Summary: Funeral message for an 11 year old girl (called Sherry in the message), who died from gall bladder complications.
When C. S. Lewis’ wife died, he explained to his friends that the pain of her loss was not localized in one particular area of his life but that it made everything about his life different. You who are members of Sherry’s family know what C. S. Lewis meant, for you too have gone through an experience that makes everything different in your life.
One of the most difficult tasks in life to accept is the death of a child. Nothing can prepare us for such a task. Children are not supposed to precede parents or grandparents in death. The death of an elderly person or an adult brings pain and sometimes leaves us with many questions. But the death of a child just crushes us with total surprise, deep grief and a sense of hopelessness. The words I’ve heard so many times in the last few days are true – “It’ not fair”. It is one of the worse “unfairs” of living in this sinful world.

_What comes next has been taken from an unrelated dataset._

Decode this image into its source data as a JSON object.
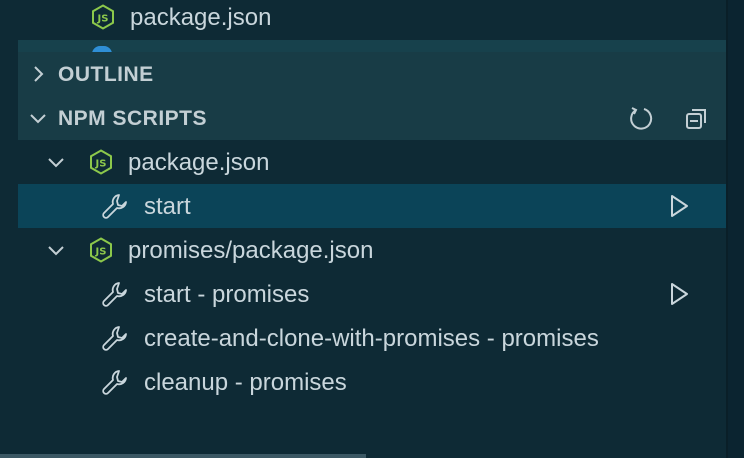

As I have sought the Lord for words to share with you this afternoon in this painful time He brought a story to my attention. A minister had an opportunity to spend an enjoyable week in Denmark. One day he took a short bus trip from Copenhagen to a small town on the bay, where a festival was going on. Without knowing a word of Danish, he enjoyed the music, the street dancing, the open-faced sandwiches and the strong coffee. Eventually, just as the sun was beginning to set, he found himself in a courtyard of an old stone church.
The courtyard was a mixture of garden and cemetery, unspeakably peaceful. Walking among the tombstones he came upon one that marked the resting place of a boy who had lived just six years, from 1907 to 1913. The legend on the stone read: “Tak For Alt”. An elderly lady, who was evidently visiting the grave of a loved one, translated the words for him: “Thanks for Everything”. A man and woman had lost a son, at the age of 6, but on his tombstone they had engraved: “Thanks for everything”.
His first reaction was “How beautiful”. It was only right to Thank God for the deceased’s life. And it is only right for us to thank God for Sherry. Though He loaned her to us for only 11 years we all have been blessed by her life. Though her life was a rough one – from day one seizures – to liver disease – to frequent hospital stays – to having a time watching her diet – she was a joyful and delightful child. The sidewalk chalk messages and notes on balloons at our local elementary school on Friday give an indication of how well she was loved and how she touched other lives for good. She loved butterflies. I think she would love the necklace you made her, Doris. I also think she would have loved the poem you wrote for her, Ben. Sherry loved the color purple. She loved country music. She loved to sing in the chorus that you heard just a few minutes ago; even going to the county honors chorus. She…well, let your mind fill with the thought of her. Think of one of the best things you loved about Sherry. Do you have that firmly planted in your mind? Well turn to the person to your left and to your right and share with them what you are thinking right now. Go ahead, tell them! Was she a tremendous blessing to you? Then join me in saying, “Thank You Lord for Sherry!” Let’s say it out loud, “Thank You Lord for Sherry”. It’s only right to thank God for the deceased’s life.
After the minister thought about how sweet it was for the parents to put such a thing – “Thanks for Everything” on their son’s tombstone, he started to have a different reaction. He thought, “Isn’t this sentiment too noble to be real? Could any father or mother possibly feel totally thankful to God upon the death of a beloved child?” It is only natural to Be honest with your feelings to the Lord for taking a child. Anger is almost always a part of the grief process, but even more so in a situation like you find yourself in this afternoon. But God is Big Enough to handle your questions and your anger.
Only the Lord knows how difficult Sherry’s death is to you Ben and Linda, she was your life‘s joy. And Ralph you were her private chauffer and Betty you were her private nurse. Henry and Selma, you sought to share Bible stories with her when she came for a visit. Her going leaves you and the rest of the family with such heartache and emptiness.